About this task >> Among the records below, find the lines with the word "text" and copy them.

(Extracted records)
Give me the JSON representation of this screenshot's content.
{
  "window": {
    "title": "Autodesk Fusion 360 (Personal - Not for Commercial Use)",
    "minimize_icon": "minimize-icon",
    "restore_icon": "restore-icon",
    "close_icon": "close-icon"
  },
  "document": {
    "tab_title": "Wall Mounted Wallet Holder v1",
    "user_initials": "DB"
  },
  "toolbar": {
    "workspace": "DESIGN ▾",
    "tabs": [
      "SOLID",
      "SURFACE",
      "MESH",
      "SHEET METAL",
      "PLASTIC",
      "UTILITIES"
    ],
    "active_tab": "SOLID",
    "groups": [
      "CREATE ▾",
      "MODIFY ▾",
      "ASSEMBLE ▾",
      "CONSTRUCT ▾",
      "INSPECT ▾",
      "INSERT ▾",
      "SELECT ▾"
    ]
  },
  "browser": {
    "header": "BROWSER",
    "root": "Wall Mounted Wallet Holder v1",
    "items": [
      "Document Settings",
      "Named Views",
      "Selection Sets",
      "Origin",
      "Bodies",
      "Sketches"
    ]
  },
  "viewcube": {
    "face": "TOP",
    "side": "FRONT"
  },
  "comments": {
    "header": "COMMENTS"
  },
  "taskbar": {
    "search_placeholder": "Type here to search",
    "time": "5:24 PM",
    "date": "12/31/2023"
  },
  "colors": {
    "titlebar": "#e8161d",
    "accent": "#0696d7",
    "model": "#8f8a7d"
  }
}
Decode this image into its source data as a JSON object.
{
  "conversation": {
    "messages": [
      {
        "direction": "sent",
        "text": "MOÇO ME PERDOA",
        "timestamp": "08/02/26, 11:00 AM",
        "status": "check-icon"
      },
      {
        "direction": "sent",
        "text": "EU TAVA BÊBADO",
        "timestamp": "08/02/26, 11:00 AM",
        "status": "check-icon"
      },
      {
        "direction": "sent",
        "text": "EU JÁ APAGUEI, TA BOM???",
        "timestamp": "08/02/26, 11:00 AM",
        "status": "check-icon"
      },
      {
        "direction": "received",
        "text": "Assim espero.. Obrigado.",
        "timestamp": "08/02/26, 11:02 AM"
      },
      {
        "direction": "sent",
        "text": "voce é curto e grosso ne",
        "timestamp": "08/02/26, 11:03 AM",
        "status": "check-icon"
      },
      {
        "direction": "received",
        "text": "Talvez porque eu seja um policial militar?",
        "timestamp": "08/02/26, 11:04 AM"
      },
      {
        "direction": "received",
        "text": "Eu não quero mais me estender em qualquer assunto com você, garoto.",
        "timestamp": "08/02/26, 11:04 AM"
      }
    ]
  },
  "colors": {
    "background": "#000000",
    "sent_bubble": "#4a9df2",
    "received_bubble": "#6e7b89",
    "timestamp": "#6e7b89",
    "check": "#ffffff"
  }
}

Solved problem >>
        "text": "MOÇO ME PERDOA",
        "text": "EU TAVA BÊBADO",
        "text": "EU JÁ APAGUEI, TA BOM???",
        "text": "Assim espero.. Obrigado.",
        "text": "voce é curto e grosso ne",
        "text": "Talvez porque eu seja um policial militar?",
        "text": "Eu não quero mais me estender em qualquer assunto com você, garoto.",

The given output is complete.